Law to Protect Religious Structures on Government Property Now In Effect in India’s Karnataka
19:04 GMT 25.10.2021 (Updated: 20:37 GMT 19.10.2022)
Days after a video of a temple in the Nanjangud area of India’s state of Karnataka went viral a couple of months ago, the state government introduced the Karnataka Religious Structures (Protection) Bill.
A law to prevent the demolition of religious structures on government property has come into effect in Indian state of Karnataka
The Karnataka Religious Structures (Protection) Act was recently passed by the Karnataka Assembly and has now been published in the Karnataka Gazette following the assent of Governor Thaawarchand Gehlot.
The new law states, "Notwithstanding anything contained in any law for the time being in force or any judgment, decree or order of any court, tribunal or authority from the date of commencement of this Act, subject to the provisions of this Act, or the rules made there under the government shall protect the religious structures existing on the date of commencement of this Act, in such manner subject to such conditions as may be prescribed: Provided that no protection shall be done, if any case relating to their removal is pending in any court of law and in such other circumstances as may be prescribed".
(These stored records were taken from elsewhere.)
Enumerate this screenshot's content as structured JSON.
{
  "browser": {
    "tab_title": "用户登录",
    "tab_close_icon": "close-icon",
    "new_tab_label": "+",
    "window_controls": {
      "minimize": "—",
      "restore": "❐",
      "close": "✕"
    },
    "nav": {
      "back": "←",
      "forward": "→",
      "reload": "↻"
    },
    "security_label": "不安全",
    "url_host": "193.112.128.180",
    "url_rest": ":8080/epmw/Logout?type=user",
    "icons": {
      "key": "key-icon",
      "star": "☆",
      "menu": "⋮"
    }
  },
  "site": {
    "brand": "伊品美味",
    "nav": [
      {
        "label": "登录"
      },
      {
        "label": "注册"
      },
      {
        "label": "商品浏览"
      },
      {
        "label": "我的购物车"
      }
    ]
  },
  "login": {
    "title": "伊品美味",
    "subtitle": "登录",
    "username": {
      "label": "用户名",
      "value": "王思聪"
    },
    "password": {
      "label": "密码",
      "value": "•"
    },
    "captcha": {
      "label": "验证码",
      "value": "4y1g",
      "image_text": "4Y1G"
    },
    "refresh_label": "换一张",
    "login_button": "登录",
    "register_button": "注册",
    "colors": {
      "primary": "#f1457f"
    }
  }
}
The act bars the construction of any religious structures in public places by the government or local authorities without proper permission in future.
It added that the district administration may allow religious activity in such protected structures, subject to custom, law, usage, and any other conditions as may be laid down by the state government from time to time.
The law also gives protection to the state government as well as its officers or employees with the provision that no legal proceeding should lie against them for anything which is done or intended to be done under this act or rules made thereunder.
There was a huge political furore over the demolition of a temple in the Mysuru
region of India’s southern state on 10 September. The demolition was carried out by some district officials as part of a drive against illegal construction. The incident triggered a war of words between members of the governing BJP
and the opposition Congress in the region.
This forced the state government to pass the Karnataka Religious Structures (Protection) Bill, 2021 on 21 September amid criticism from the Congress party that the BJP, which had demolished the Mysuru temple 10 days prior, was trying to shield itself from the anger of Hindu groups by passing the law to protect religious structures identified previously as illegal.